The tasking for this work operationally validates that the ASTM International (ASTM) Remote Identification (Remote ID, or RID) Broadcast standards satisfy stakeholder needs. The Notice of Proposed Rulemaking on Remote ID states that the proposed rulemaking is intended to facilitate onboard pilot awareness of small Unmanned Aircraft Systems (sUAS) and to also facilitate certain Detect and Avoid technologies. This research will provide data artifacts that are needed to enable FAA's acceptance of ASTM Remote ID and ASTM Detect and Avoid standards.
The vision to revolutionize mobility within metropolitan areas and beyond is one of the new frontiers in modern aviation. Building on the gradual successes of Part 135 applications under the Integration Pilot Program (IPP) paving the way to unmanned air cargo followed eventually by unmanned passenger transport. An emerging role for FAA will develop by working with the community to identify and address the key differences between unmanned and manned operations, opportunities, and challenges ahead underlying this likely development.
The vision to revolutionize mobility is one of the new frontiers in modem aviation. Building on the anticipated successes of Part 135 applications under the Integration Pilot Program (IPP) while supporting accessible air transport systems, unmanned air cargo would be first to emerge to integrate unmanned mobility with the need to carry cargo.

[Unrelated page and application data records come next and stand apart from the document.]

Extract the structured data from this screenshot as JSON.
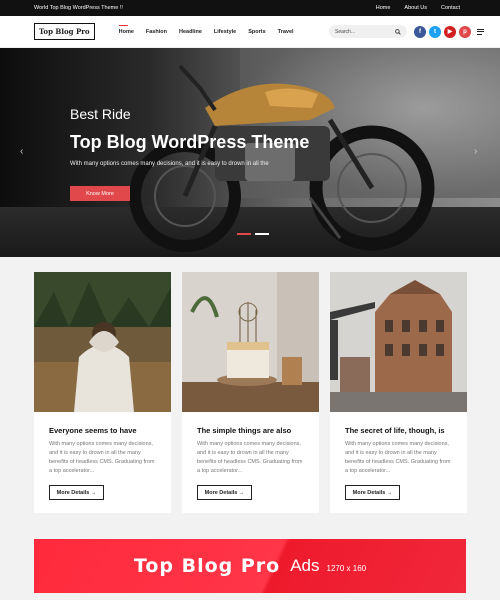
{
  "topbar": {
    "title": "World Top Blog WordPress Theme !!",
    "links": [
      "Home",
      "About Us",
      "Contact"
    ]
  },
  "header": {
    "logo": "Top Blog Pro",
    "nav": [
      "Home",
      "Fashion",
      "Headline",
      "Lifestyle",
      "Sports",
      "Travel"
    ],
    "search_placeholder": "Search...",
    "socials": [
      {
        "icon": "facebook-icon",
        "glyph": "f",
        "color": "#3b5998"
      },
      {
        "icon": "twitter-icon",
        "glyph": "t",
        "color": "#1da1f2"
      },
      {
        "icon": "youtube-icon",
        "glyph": "▶",
        "color": "#d21f1f"
      },
      {
        "icon": "pinterest-icon",
        "glyph": "p",
        "color": "#e0484b"
      }
    ]
  },
  "hero": {
    "subtitle": "Best Ride",
    "title": "Top Blog WordPress Theme",
    "description": "With many options comes many decisions, and it is easy to drown in all the",
    "button": "Know More",
    "prev_glyph": "‹",
    "next_glyph": "›",
    "active_slide": 1,
    "slide_count": 2
  },
  "cards": [
    {
      "title": "Everyone seems to have",
      "text": "With many options comes many decisions, and it is easy to drown in all the many benefits of headless CMS. Graduating from a top accelerator...",
      "button": "More Details"
    },
    {
      "title": "The simple things are also",
      "text": "With many options comes many decisions, and it is easy to drown in all the many benefits of headless CMS. Graduating from a top accelerator...",
      "button": "More Details"
    },
    {
      "title": "The secret of life, though, is",
      "text": "With many options comes many decisions, and it is easy to drown in all the many benefits of headless CMS. Graduating from a top accelerator...",
      "button": "More Details"
    }
  ],
  "ad": {
    "brand": "Top Blog Pro",
    "word": "Ads",
    "size": "1270 x 160"
  },
  "colors": {
    "accent": "#e0484b",
    "ad_bg": "#ff2a3c"
  }
}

The inclusion of large numbers of small Unmanned Aircraft Systems (sUAS) into the National Airspace System (NAS) may pose unique hazards to other aircraft sharing the airspace. It is necessary to determine the potential severity of sUAS mid‐air collisions with aircraft in order to define an Equivalent Level of Safety to manned aviation.
Unvalidated or unavailable GPS and "ADS‐B In" data poses security and safety risks to automated UAS navigation and to Detect and Avoid operations. Erroneous, spoofed, jammed, or dropouts of GPS data may result in unmanned aircraft position and navigation being incorrect. This may result in a fly away beyond radio control, flight into infrastructure, or flight into controlled airspace.
Certain small UAS (sUAS) Beyond Visual Line of Sight (BVLOS) operations, such as structural inspection, maybe near structures that are collision hazards for manned aircraft. These types of operations that are close to manned aviation flight obstacles such that they provide significant protection from conflicts and collisions with maimed aircraft are termed "shielded" operations.
This research will evaluate Visual Observer (VO) I Remote Pilot (RP) performance in maintaining separation from manned aircraft. Research tasks will be traced to Part 107.29, 107.31, 107.33, and Part 107.37. The research will also identify and develop visual observer training recommendations for daytime, dusk, and nighttime operations.
Complete Mid‐Air Collision (MAC) risk assessments require estimates of both collision severity and collision likelihood. This research focuses on sUAS MAC likelihood analysis with General Aviation (GA) and Commercial aircraft. Because severity research varies based on where a collision occurred on a manned aircraft, this likelihood research will not only look at the probability of MAC but also the likelihood of colliding with different parts of a manned aircraft.
This research will aggregate high-quality UAS flight data with commercial and general aviation flight data and surveillance data, to develop enhanced safety analyses for NAS stakeholders and to support UAS integration in the NAS. The overarching purpose of this research is to enable the safe integration of UAS in the NAS through building upon existing aviation database and data‐sharing efforts encouraged and endorsed by participating government‐industry entities.